· Furthermore, persons seeking to undertake international surrogacy arrangements will be required to meet the legal criteria both in the jurisdiction in which the surrogacy is intended to take place and also the criteria to be specified in the Irish legislation, which will correspond largely with the conditions to be met for a permitted domestic surrogacy agreement;
· In line with the JCIS Final Report and the domestic surrogacy provisions of the AHR Bill, surrogate mothers cannot be paid more than the reasonable receiptable expenses which are incurred;
· A process will also be introduced to allow the possibility for the recognition of parentage in respect of surrogacy arrangements – both domestic and international – undertaken prior to the commencement of the AHR Bill, as long as some key criteria are met. These criteria will include, in particular, that the surrogacy was not unlawful at the time in the relevant jurisdiction, it was a purely gestational surrogacy (the egg not provided by the surrogate mother), and the surrogate mother has provided her consent to the granting of a Parental Order for Surrogacy.

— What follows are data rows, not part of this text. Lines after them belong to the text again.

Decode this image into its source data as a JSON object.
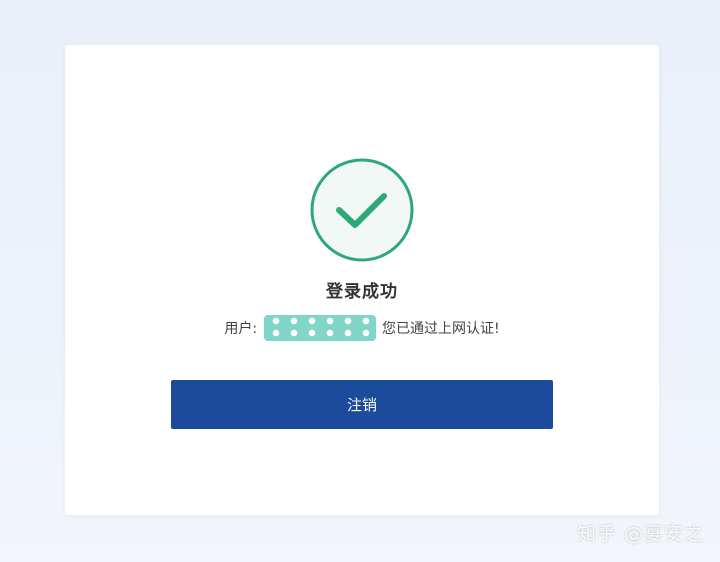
{
  "result": {
    "title": "登录成功",
    "user_label": "用户:",
    "message": "您已通过上网认证!"
  },
  "actions": {
    "logout_label": "注销"
  },
  "watermark": {
    "text": "知乎 @宴安之"
  },
  "colors": {
    "success": "#2fa877",
    "success_fill": "#f1f8f5",
    "primary_button": "#1c4b9c",
    "mask": "#7fd6c9"
  },
  "icons": {
    "status": "check-circle-icon"
  }
}
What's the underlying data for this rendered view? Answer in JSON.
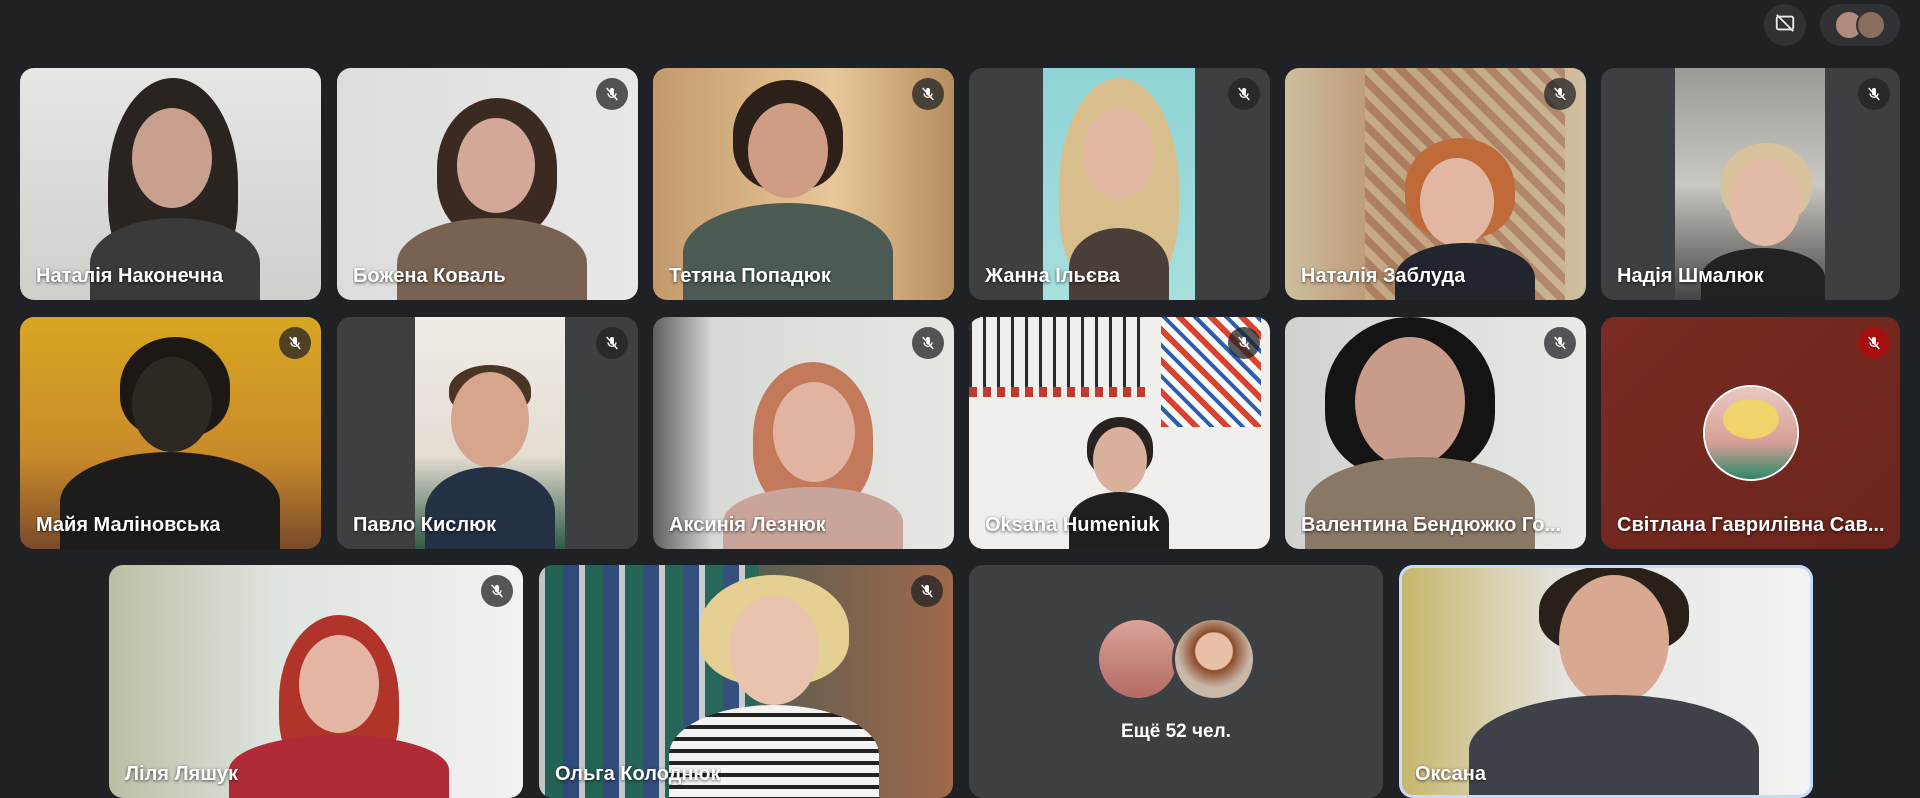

· The process includes safeguards for the protection of the rights and welfare of all parties to a surrogacy arrangement: the child (including their identity rights), the surrogate mother and the intending parents.

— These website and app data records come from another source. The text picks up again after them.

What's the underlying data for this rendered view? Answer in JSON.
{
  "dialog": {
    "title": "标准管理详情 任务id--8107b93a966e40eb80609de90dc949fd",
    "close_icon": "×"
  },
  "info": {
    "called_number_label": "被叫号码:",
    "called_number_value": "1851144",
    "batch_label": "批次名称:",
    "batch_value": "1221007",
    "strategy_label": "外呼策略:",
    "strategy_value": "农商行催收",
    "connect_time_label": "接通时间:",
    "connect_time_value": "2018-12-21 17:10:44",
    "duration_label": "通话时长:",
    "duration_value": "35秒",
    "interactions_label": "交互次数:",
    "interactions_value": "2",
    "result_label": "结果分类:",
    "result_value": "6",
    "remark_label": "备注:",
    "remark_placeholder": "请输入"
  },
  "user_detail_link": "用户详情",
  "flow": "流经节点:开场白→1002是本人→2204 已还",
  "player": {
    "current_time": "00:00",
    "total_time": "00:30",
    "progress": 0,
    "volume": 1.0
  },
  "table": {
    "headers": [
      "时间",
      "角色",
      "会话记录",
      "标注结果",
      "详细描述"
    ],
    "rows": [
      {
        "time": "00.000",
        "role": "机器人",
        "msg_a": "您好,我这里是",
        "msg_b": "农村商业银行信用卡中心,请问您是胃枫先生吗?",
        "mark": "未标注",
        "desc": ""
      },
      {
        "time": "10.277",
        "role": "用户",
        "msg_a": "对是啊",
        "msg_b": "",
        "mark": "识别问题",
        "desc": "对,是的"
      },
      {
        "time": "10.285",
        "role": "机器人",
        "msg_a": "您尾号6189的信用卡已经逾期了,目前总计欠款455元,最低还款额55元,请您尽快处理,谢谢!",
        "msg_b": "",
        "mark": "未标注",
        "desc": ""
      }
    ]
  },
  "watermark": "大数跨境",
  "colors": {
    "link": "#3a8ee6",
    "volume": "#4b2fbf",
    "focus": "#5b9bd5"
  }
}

An issue of central importance in proposing legislative measures for transfer and assignment of parentage in relation to past surrogacy arrangements is that such a process will result in the severing of the pre-existing and constitutionally protected legal relationship between the surrogate mother and the child to whom she gave birth.
NOTES TO EDITOR
The Health (Assisted Human Reproduction) Bill 2022 (“AHR Bill”) passed Second Stage in the Dáil in March 2022 and has been referred to the Select Committee on Health for Third Stage.
This legislation encompasses the regulation, for the first time in this country, of a wide range of assisted human reproduction (AHR) practices, including domestic altruistic surrogacy.
The published AHR Bill does not contain provisions to regulate surrogacy arrangements undertaken in other jurisdictions.
Following the publication of the Final Report of the Special Oireachtas Joint Committee on International Surrogacy (JCIS) in July 2022, an Inter-Departmental Group (IDG) – with representation from the Department of Health, the Department of Justice and the Department of Children, Equality, Disability, Integration & Youth – was established to review the Report’s recommendations, with the aim of developing policy and legislative proposals.
The work on the development of policy and legislative proposals was guided by the following fundamental principles:
· the protection of all aspects of the rights, interests and welfare of children born as a result of international surrogacy, who are independent rights holders, with a specific focus on—
- ensuring that identity information, including in respect of their genetic, gestational and social origins, is preserved, and
- ensuring safeguards against the sale, trafficking and exploitation of children are in place;
· the protection of the rights, interests and welfare of surrogate mothers, who should be in a position to make independent and informed decisions about international surrogacy arrangements free from exploitation and coercion;
· the protection of the rights, interests and obligations of intending parents of existing children who have already been born as a result of international surrogacy arrangements.
· the protection of the rights, interests and obligations of intending parents in future international surrogacy arrangements; and
· adherence to the Verona Principles – “Principles for the protection of the rights of the child born through surrogacy”.